The shearers cut the soft wool from the old sheep, and then they called, "The little girl wants a new dress. The sheep has given his wool. The shepherd has washed it; and we have sheared it. Who else will help?"

"We will," cried the carders. "We will comb it out straight and smooth."

Soon they held up the wool, carded straight and smooth, and they cried, "The little girl wants a new dress. The sheep has given his wool. The shepherd has washed the wool. The shearers have cut it, and we have carded it. Who else will help?"

"We will," said the spinners. "We will spin it into thread."

"Whirr, whirr!" How fast the spinning wheels turned, singing all the time.

Soon the spinners said, "The little girl wants a new dress. The sheep has given his wool. The shepherd has washed the wool. The shearers have cut it. The carders have carded it, and we have spun it into thread. Who else will help?"

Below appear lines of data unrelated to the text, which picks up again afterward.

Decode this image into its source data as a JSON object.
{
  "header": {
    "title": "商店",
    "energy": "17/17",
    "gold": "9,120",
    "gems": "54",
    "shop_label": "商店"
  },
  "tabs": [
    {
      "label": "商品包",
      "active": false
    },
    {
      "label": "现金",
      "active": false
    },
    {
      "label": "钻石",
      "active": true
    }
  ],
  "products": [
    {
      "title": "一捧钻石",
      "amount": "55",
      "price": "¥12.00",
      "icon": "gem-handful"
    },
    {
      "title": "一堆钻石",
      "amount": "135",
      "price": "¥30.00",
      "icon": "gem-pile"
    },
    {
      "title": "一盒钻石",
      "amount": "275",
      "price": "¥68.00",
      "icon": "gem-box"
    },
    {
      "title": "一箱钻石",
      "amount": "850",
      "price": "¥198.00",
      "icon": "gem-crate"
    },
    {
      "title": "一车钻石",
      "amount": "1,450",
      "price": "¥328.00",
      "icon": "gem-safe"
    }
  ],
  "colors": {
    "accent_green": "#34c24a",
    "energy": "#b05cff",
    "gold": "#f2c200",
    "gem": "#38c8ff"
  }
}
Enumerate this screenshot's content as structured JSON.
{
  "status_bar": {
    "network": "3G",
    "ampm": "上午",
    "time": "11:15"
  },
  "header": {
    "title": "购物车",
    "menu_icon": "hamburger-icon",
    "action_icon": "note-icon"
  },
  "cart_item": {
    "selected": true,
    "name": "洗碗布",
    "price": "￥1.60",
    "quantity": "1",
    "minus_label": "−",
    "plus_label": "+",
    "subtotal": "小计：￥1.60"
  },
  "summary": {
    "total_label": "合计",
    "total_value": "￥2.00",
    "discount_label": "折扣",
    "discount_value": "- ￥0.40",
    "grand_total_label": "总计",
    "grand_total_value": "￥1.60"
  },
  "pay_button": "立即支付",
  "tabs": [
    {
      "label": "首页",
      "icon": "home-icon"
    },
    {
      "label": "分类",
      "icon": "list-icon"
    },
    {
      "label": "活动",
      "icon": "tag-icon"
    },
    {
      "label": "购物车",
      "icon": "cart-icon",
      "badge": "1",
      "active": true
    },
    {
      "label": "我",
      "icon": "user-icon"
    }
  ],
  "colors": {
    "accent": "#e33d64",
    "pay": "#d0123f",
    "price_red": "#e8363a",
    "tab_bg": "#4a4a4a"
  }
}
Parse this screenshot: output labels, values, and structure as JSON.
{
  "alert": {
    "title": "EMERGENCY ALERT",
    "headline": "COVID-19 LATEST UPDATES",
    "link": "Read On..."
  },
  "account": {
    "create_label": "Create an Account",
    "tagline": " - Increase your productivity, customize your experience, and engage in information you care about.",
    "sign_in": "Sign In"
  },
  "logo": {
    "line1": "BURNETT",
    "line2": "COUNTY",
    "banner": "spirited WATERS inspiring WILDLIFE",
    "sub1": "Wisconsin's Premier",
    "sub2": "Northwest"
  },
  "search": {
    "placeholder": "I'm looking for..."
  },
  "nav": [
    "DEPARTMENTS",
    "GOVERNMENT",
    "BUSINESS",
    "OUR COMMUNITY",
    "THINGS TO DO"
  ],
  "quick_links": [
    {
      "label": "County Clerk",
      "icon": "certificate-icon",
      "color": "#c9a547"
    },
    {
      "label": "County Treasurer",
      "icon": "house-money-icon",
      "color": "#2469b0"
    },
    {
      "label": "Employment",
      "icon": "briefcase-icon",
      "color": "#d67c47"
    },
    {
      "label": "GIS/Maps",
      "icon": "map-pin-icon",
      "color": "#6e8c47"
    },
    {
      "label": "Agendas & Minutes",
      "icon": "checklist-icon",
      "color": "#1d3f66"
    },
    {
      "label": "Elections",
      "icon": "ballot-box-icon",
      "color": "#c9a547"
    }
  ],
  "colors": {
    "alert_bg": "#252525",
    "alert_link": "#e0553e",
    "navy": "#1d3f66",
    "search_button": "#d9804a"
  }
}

"We will," said the dyers. "We will dye it with beautiful colors."

Then they dipped the woven threads into bright dye, red and blue and green and brown.

As they spread the wool out to dry, the dyers called: "The little girl wants a new dress. The sheep has given his wool. The shepherd has washed the wool. The shearers have cut it. The carders have carded it. The spinners have spun it, and we have dyed it with bright beautiful colors. Who else will help?"

"We will," said the weavers. "We will make it into cloth."

"Clickety-clack! clickety-clack!" went the loom, as the colored thread was woven over and under over and under. Before long it was made into beautiful plaid cloth.

Then the little girl's mother cut and made the dress. It was a beautiful plaid dress, and the little girl loved to wear it. Every time she put it on, she thought of her friends who had helped her,— the sheep, the shearers, the carders, the spinners, the dyers, the weavers, and her own dear mother.

2 kommentarer:

  1. I agree that the poem is rather banal but I love the story of the plaid dress. I can imagine young children joining in the repetitive parts. I will try to find a copy to keep on my "grandma's bookshelf."

    The word verification is pieness, which makes me want to bake!

  2. Maureen,
    I forgot to add some links in my post - I'll do that later when my darling has woken up after a nap on my right arm where he has draped himself now. Perhaps did you find the books by yourself.
    Are you heading over with your pie or shall I hurry over to your place?